Data records for software interfaces:
•••

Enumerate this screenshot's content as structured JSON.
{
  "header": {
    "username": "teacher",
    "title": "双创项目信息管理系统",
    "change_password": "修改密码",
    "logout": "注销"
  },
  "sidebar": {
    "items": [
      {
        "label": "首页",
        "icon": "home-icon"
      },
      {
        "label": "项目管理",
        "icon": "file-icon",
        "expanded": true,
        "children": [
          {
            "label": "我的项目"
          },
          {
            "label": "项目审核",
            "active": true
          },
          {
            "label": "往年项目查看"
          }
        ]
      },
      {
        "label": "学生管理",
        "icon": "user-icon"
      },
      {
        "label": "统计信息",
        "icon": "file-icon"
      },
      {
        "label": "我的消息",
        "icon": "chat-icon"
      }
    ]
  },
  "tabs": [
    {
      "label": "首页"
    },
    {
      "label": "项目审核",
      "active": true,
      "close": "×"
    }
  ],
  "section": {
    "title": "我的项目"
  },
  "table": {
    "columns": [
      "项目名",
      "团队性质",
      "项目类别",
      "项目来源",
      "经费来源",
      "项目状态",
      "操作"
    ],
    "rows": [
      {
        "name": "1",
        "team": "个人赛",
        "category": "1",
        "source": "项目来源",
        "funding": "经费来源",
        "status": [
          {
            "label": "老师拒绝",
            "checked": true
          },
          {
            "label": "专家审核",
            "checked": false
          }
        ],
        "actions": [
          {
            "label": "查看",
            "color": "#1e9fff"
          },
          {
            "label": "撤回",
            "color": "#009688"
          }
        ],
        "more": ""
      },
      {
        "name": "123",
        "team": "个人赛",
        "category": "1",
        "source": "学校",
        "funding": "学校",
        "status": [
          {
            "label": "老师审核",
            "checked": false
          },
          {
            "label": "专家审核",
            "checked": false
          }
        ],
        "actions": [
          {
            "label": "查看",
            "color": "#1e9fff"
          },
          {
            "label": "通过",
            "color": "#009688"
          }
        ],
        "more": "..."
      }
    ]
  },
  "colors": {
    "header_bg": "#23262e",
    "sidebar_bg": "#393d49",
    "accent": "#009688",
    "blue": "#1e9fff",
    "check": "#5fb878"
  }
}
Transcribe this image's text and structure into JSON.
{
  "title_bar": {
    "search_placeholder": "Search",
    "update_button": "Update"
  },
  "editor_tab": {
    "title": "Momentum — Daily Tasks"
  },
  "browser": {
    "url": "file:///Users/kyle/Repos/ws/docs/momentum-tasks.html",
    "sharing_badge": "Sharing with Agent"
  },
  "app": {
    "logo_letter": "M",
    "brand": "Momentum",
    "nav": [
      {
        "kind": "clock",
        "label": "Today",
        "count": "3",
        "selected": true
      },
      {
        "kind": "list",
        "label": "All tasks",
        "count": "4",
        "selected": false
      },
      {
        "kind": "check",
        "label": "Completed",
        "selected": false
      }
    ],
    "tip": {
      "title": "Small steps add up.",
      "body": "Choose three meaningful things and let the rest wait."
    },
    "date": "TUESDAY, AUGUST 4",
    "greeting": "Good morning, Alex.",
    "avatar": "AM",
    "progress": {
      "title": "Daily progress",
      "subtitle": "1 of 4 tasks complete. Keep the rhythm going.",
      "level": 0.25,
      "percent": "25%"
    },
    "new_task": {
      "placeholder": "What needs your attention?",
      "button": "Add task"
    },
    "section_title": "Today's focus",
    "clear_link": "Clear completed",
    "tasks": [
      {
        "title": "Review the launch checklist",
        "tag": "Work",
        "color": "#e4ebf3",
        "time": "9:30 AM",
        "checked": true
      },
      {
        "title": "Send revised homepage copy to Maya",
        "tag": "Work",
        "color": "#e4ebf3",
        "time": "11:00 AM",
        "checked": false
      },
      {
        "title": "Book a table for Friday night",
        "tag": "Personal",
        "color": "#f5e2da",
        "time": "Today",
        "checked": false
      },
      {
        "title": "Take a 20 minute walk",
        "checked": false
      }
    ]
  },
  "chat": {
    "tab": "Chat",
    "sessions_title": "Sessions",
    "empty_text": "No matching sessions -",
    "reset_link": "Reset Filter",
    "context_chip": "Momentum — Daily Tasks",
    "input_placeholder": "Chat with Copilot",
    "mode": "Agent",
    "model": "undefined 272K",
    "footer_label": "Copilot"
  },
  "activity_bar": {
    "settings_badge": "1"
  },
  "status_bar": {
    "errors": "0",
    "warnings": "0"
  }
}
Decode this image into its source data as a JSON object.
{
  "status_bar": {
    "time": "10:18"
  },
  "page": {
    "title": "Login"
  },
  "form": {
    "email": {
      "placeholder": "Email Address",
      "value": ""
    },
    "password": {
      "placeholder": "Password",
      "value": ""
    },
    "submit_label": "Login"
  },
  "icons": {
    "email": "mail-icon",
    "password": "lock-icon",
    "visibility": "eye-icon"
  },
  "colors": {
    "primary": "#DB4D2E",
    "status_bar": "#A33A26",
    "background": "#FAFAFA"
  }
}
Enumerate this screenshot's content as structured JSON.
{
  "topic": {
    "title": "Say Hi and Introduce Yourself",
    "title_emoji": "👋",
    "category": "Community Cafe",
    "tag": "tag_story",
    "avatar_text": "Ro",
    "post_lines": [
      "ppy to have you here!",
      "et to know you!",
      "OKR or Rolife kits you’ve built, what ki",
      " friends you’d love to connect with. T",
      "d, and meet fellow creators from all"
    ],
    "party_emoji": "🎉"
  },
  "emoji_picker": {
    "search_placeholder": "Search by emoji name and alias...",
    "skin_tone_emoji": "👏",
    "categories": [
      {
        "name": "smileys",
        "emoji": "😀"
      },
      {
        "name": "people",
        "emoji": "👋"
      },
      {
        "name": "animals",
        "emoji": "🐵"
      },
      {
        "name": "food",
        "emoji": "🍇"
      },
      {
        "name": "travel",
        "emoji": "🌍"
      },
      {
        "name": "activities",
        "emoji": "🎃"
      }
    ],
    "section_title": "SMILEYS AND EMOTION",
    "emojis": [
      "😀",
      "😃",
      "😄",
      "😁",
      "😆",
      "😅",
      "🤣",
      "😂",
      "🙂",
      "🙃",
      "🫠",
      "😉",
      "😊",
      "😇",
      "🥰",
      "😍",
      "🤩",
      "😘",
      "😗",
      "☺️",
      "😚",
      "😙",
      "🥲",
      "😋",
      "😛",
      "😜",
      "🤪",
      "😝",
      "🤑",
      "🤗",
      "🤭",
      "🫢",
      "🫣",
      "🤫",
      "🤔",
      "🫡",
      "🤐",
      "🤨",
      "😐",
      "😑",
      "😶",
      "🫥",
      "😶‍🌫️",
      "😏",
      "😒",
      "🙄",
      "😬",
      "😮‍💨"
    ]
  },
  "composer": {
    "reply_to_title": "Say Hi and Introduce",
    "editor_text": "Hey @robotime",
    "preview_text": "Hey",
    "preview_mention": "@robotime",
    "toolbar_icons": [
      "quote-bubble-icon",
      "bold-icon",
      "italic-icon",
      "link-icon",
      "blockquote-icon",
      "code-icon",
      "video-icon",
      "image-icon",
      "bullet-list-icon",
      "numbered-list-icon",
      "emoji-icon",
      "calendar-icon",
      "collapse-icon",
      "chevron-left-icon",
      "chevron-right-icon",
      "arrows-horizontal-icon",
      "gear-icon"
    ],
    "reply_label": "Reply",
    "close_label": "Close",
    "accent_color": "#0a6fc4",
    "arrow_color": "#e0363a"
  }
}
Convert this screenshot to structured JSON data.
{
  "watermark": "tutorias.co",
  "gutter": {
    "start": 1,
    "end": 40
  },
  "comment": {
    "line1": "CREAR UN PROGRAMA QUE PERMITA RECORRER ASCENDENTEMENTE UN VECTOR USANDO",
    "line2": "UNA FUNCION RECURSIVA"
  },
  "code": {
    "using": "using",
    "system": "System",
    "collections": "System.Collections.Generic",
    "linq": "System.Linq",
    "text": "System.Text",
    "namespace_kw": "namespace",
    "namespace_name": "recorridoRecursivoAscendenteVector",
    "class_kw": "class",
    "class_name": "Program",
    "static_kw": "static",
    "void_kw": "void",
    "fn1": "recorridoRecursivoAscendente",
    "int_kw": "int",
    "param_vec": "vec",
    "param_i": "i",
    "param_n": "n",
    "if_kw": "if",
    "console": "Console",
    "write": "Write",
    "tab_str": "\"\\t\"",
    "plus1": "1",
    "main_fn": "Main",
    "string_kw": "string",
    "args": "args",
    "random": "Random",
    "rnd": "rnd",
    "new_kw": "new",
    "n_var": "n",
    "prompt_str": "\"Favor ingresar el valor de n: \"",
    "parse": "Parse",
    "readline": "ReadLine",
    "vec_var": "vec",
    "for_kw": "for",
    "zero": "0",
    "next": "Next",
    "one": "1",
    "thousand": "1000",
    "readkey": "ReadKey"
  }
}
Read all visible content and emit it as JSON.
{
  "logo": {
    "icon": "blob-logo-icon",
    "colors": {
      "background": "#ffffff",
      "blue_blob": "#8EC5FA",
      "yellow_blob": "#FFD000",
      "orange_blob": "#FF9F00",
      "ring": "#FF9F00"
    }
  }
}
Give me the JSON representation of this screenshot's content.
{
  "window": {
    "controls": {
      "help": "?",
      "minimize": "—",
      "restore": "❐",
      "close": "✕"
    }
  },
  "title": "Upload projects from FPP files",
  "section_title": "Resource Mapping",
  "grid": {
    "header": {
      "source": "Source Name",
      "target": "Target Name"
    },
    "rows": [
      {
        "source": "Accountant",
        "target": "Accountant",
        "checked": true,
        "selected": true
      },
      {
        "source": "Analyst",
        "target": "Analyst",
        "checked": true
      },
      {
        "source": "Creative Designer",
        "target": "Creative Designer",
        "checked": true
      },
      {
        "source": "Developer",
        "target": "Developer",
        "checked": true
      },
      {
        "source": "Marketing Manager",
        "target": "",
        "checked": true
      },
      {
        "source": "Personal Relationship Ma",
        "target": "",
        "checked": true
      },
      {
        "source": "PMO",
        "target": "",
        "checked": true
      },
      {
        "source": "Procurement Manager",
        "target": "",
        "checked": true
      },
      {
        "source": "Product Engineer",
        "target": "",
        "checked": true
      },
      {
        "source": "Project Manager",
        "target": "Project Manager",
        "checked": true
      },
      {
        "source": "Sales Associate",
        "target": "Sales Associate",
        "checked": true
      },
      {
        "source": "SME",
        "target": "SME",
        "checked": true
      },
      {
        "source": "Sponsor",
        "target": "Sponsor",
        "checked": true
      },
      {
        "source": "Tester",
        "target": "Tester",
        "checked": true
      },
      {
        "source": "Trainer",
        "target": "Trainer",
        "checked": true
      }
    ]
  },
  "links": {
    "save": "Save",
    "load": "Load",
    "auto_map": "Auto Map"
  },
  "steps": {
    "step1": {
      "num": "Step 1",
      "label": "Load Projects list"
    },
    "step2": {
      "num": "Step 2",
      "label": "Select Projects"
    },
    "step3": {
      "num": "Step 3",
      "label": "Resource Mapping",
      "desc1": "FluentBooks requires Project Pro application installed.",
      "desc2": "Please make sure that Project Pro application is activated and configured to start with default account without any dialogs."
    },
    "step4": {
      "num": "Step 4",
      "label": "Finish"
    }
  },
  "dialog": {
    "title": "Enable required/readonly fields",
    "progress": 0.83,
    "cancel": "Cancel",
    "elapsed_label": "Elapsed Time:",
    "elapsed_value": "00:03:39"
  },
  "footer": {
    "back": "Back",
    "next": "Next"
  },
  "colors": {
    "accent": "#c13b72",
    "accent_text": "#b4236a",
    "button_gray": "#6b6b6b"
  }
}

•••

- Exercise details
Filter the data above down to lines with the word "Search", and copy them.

- Solution to this problem
    "search_placeholder": "Search",
    "search_placeholder": "Search by emoji name and alias...",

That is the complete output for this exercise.